Tehran, Jan. 4 (Reuters): Iran has begun training its first women police officers since the 1979 Islamic revolution, the official Irna news agency said today.
Iranian women served as police officers under the pro-Western Shah toppled in the revolution, but since then have been restricted to administrative tasks and conducting body searches on women suspects.
“More than 400 women are to start their activities as second lieutenants in police centres from October,” the agency quoted police training college official Mohtaram Masoudmanesh as saying. “They are the first group of female officers since the Islamic Revolution.”
Iran has slightly eased restrictions on women since the election of pro-reform President Mohammad Khatami in 1997 and most professions are open to women, but strict dress codes remain in place.
Women are required to cover their body in long loose coats and their hair with headscarves. The chador, an all-enveloping, usually black cloth is obligatory in some government offices.
Masoudmanesh said policewomen would not be required to wear the chador and their dress had been designed not to hinder their performance.

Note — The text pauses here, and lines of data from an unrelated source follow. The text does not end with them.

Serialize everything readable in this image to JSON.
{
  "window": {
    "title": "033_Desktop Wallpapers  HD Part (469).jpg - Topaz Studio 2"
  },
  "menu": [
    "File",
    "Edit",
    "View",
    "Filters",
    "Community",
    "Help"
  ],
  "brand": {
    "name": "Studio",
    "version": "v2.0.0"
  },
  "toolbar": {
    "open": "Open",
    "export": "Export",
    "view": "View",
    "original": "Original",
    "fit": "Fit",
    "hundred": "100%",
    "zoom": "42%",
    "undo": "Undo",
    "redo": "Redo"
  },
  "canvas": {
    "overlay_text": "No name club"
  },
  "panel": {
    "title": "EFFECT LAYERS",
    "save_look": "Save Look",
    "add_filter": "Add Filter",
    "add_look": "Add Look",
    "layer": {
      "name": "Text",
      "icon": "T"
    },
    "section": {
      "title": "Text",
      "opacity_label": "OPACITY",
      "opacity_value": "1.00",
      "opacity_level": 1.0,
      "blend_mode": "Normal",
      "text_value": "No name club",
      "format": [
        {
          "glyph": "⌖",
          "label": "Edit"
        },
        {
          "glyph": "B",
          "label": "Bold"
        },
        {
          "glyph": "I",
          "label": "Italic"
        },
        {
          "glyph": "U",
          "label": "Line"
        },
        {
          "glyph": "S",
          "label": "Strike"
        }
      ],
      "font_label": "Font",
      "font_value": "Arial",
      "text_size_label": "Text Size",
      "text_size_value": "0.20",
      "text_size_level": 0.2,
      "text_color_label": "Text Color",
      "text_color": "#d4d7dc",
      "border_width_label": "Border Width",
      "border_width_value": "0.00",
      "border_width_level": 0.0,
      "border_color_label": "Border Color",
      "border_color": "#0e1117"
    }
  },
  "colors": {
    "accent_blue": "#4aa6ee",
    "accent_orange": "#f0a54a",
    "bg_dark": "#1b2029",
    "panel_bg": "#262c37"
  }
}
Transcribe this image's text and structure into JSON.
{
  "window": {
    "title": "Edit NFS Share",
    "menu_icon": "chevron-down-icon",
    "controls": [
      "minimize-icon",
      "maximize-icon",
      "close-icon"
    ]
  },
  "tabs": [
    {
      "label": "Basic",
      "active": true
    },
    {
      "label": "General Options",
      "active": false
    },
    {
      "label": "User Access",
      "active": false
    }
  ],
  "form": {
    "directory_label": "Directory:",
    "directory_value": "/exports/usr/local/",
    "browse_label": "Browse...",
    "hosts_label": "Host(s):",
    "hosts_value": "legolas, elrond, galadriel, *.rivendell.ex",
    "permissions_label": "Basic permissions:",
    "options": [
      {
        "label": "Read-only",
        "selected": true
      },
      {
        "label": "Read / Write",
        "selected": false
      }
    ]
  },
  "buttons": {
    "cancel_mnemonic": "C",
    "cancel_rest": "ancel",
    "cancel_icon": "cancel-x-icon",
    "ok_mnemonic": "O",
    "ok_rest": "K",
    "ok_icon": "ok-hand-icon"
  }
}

“The uniform is long loose coat and pants, but they will have official and formal dress for missions,” the police official said.
Iranian police officials were not immediately available for comment.